Each line of the material holding the word "meta" must be identified and copied.

==== RECORDS TO PROCESS ====

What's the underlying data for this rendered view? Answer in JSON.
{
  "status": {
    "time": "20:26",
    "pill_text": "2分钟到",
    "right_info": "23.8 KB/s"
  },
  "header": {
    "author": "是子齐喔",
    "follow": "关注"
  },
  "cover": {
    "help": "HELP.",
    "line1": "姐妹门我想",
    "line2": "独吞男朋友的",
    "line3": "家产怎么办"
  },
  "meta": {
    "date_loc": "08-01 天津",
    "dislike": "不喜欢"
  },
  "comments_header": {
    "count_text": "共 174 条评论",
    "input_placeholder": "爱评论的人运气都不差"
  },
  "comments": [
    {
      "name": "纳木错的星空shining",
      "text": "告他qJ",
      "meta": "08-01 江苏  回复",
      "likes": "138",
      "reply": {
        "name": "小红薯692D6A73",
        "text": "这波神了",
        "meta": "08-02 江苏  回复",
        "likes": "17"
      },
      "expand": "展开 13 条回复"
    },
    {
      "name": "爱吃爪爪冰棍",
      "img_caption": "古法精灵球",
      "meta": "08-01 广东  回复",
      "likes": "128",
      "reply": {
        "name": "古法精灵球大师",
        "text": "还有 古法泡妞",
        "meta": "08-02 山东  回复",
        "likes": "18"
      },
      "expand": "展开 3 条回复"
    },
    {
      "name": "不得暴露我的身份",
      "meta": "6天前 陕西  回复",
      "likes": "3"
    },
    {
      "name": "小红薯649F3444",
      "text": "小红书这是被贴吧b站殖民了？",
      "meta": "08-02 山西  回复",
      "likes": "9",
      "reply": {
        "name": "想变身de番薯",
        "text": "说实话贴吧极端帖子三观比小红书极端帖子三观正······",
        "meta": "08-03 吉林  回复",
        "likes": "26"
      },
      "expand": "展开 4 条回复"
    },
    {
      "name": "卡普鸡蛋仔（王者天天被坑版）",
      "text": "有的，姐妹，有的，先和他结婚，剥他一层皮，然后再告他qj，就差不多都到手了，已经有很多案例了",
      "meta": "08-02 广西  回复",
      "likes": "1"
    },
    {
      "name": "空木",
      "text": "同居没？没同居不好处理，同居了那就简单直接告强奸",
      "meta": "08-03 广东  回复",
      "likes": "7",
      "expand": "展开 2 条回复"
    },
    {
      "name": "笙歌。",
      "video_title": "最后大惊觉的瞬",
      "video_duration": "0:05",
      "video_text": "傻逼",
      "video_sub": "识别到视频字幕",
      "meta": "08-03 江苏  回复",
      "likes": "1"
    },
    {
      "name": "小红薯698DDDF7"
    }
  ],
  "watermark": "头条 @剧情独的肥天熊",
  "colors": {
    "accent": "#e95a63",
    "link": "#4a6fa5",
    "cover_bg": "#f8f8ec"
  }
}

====
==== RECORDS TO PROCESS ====

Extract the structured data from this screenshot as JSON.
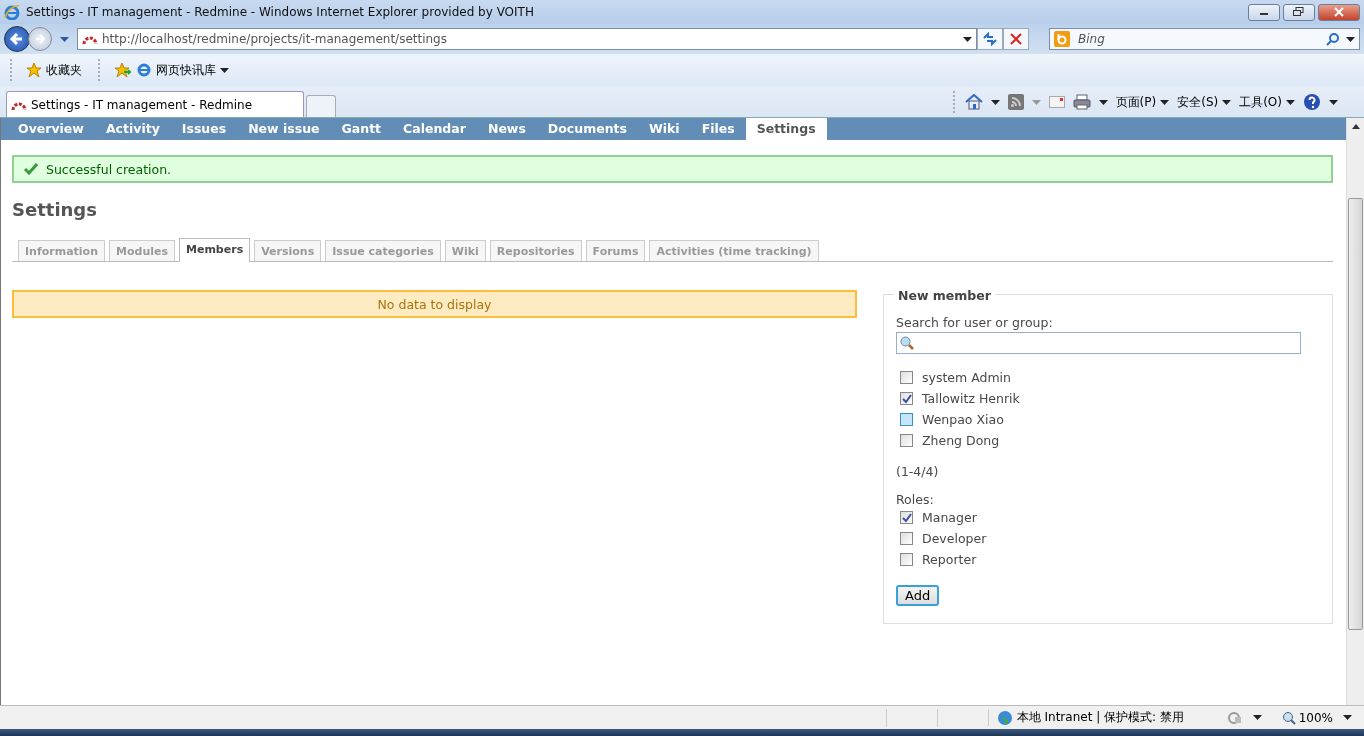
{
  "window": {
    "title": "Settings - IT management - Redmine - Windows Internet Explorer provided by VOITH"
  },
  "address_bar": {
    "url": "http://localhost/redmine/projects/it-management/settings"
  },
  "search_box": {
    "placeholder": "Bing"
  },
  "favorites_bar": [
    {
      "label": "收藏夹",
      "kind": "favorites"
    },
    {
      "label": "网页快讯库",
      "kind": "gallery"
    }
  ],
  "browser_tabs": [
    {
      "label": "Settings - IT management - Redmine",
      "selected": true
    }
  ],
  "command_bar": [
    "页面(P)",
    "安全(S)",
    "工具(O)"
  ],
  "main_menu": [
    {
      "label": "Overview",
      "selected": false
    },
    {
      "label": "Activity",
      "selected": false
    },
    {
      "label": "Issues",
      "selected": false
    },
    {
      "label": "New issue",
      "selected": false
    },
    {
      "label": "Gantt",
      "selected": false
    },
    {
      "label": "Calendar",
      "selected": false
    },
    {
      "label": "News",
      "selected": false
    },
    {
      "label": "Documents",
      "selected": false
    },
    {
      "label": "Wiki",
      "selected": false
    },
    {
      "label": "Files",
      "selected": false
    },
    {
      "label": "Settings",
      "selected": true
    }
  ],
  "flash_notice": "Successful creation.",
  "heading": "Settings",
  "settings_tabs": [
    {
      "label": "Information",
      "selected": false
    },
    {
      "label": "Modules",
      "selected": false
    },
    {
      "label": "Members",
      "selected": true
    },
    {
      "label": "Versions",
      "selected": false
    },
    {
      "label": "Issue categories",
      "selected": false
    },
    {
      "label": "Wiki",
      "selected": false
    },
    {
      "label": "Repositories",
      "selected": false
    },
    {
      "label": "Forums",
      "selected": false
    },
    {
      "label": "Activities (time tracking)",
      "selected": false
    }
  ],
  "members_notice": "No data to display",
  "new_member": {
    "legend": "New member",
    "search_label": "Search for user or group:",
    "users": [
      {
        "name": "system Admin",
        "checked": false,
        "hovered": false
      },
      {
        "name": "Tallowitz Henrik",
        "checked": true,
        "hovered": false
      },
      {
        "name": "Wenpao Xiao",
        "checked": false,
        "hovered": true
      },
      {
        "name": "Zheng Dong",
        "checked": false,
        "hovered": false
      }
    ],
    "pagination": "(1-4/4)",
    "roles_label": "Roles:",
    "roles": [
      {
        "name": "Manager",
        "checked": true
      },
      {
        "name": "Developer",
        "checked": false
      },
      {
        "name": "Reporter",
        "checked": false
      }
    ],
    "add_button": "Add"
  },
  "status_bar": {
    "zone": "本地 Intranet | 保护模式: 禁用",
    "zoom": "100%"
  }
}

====

(TASK RESULT)
  "meta": {
      "meta": "08-01 江苏  回复",
        "meta": "08-02 江苏  回复",
      "meta": "08-01 广东  回复",
        "meta": "08-02 山东  回复",
      "meta": "6天前 陕西  回复",
      "meta": "08-02 山西  回复",
        "meta": "08-03 吉林  回复",
      "meta": "08-02 广西  回复",
      "meta": "08-03 广东  回复",
      "meta": "08-03 江苏  回复",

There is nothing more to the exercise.